Tigers vs Tribals: This is how the debate on the Scheduled Tribes (Recognition of Forest Rights) Bill 2005 has been framed. If you are for tigers, you shouldn’t recognize forest rights of tribals. And if you are for tribals, then it ipso facto means that tigers are not important to you. This is a completely false dichotomy.
The draft National Environment Policy (nep) released by the Union ministry of environment and forest emphasises ‘polluter pays’, ‘cost-minimisation’ and market-based incentives for pollution control. A logical follow up should be to vest stewardship of natural resources with communities that are directly dependent on them. nep, however, falls short here. This lacuna is glaring because most common resources in India degenerate into open resources — over which local communities have very little control.
Let's take the case of forests.
Two of the brightest public economists of India occupy the two of the most powerful positions in the current government of India. This is the first in the history of India. How has been this uniquely gifted government’s performance in the first year? It is only fair to assess their performance, not against their own goals, the Common Minimum Program, but against their potential. The right question is: How far has the government run by two great economists fulfilled its potential?
The most severe impact of the tsunami in India has been on families dependent on fishing. The massive rehabilitation efforts meet the immediate needs of the affected people. But they do not address the basic problem of the fishing industry: overfishing.

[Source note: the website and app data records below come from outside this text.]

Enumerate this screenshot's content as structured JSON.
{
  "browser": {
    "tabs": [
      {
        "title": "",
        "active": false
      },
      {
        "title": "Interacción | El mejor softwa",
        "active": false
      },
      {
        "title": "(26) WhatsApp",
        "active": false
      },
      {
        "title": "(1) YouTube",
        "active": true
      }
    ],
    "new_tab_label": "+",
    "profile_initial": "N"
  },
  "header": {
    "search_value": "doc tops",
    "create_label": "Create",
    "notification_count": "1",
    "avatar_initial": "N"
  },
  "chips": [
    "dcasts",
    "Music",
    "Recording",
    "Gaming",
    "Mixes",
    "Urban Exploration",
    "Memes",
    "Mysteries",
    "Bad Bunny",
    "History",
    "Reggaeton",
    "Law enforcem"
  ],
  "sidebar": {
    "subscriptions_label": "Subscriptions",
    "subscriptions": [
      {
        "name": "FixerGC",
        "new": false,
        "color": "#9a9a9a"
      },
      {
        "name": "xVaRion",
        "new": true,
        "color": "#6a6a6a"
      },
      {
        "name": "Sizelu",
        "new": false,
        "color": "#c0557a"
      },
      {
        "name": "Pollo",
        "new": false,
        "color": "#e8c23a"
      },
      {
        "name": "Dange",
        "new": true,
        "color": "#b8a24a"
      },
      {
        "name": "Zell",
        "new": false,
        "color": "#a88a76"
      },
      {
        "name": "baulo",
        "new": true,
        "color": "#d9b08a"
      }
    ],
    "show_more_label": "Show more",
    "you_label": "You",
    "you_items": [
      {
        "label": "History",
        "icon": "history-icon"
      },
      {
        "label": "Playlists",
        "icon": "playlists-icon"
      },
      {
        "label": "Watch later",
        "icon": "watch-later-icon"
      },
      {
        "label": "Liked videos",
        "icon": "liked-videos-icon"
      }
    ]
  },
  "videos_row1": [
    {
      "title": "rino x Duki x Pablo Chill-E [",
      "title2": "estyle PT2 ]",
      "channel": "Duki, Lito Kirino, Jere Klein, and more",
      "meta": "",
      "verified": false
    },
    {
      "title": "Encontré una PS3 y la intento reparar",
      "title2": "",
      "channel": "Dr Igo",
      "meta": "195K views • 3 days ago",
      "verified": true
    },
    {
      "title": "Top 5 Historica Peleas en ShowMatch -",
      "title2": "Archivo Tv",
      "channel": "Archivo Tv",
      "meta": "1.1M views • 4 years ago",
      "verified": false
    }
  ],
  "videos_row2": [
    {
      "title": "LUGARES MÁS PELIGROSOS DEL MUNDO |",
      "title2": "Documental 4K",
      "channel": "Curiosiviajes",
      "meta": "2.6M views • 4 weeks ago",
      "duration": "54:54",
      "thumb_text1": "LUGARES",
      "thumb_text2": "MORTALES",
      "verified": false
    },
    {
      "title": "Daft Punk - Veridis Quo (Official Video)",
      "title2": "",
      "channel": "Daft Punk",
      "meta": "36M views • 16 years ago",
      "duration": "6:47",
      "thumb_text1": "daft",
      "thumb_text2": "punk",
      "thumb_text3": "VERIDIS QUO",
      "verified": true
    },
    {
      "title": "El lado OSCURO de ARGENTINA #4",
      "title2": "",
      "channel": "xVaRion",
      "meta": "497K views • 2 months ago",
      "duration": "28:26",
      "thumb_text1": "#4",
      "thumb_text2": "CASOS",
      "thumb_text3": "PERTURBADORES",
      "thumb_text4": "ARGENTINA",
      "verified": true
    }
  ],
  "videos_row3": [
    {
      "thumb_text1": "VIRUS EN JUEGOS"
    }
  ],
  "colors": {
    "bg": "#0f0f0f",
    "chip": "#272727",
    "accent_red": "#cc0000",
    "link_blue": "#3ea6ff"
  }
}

Water is indeed essential for survival. But so is food. Should food be priced? Consider how we have organised the food sector to assure that everyone has some minimum quantity of food. The production of food is entirely in private hands—from raw food to processed food to prepared food. Those who can afford to do so buy their food at market-determined prices. For those who cannot, we have the public distribution system (PDS) to provide subsidised food.
Do we have enough water for the future? With water being demanded for domestic consumption, industrial use and irrigation, there is often a tussle between the three regarding their share of water. There are many instances of water being over-used by agricultural belts in some regions of India, and of water being diverted for industrial purposes at the cost of the needs of local domestic use.

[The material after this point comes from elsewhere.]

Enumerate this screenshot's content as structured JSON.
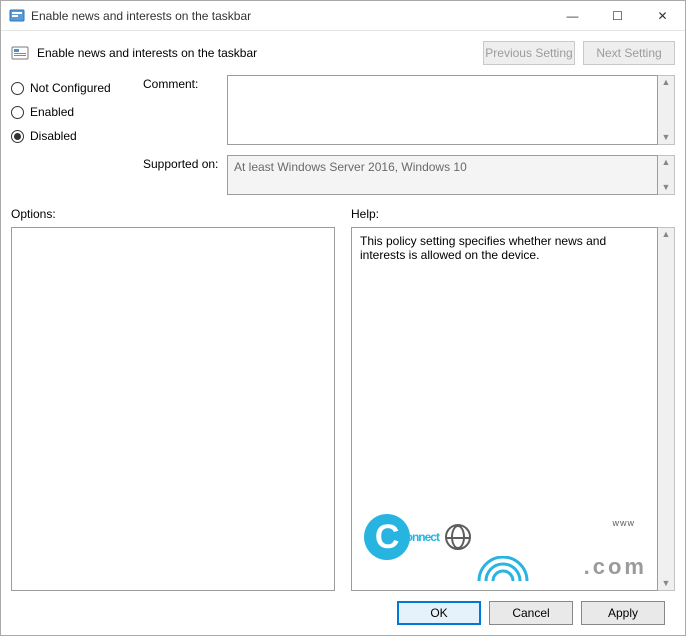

There is also a problem regarding water sharing between riparian states. The national environment policy (NEP) 2004 has placed on record the problem of over-use and skewed distribution of river water.
The National Education Choice Campaign promotes reforms that deliver quality education to all through a revolutionary new agenda. A radical new thinking is necessary to save one more generation of our children from being lost to the failing education system. The Campaign invites all to broaden the dialogue and to work towards immediate implementation of reforms.
The government finances its various welfare programmes for the poor largely from the revenue collected through various taxes. If we analyse the tax burden — who actually pays taxes — it seems that the government is taking money from one group of poor to give it to another group of poor. Contrary to the popular perception that middle and upper classes — the better-off in short — of our society are taxed to provide welfare and support to the poor, it is actually the poor who are paying for the welfare programmes run for their benefit!
The licence-permit-quota raj and the high walls of tariff were the ubiquitous instruments of Indian central economic planning. We have buried them for good. But we still keep brooding over what to do with the master who wielded these instruments. It’s a typical Indian existentialist angst in dealing with change.
The recent decision of the Supreme Court that bans government employees from going on strike violates the fundamental rights of freedom of association and of expression. The government employees now do not have the rights that all other citizens enjoy. The Court has become a predator instead of a protector of rights. The argument is that consumers are impacted when government employees that provide essential services go on strike. It is especially severe when there are no alternatives to these government services. So the government monopoly on essential goods and services is used to justify treating its employees as second-class citizens.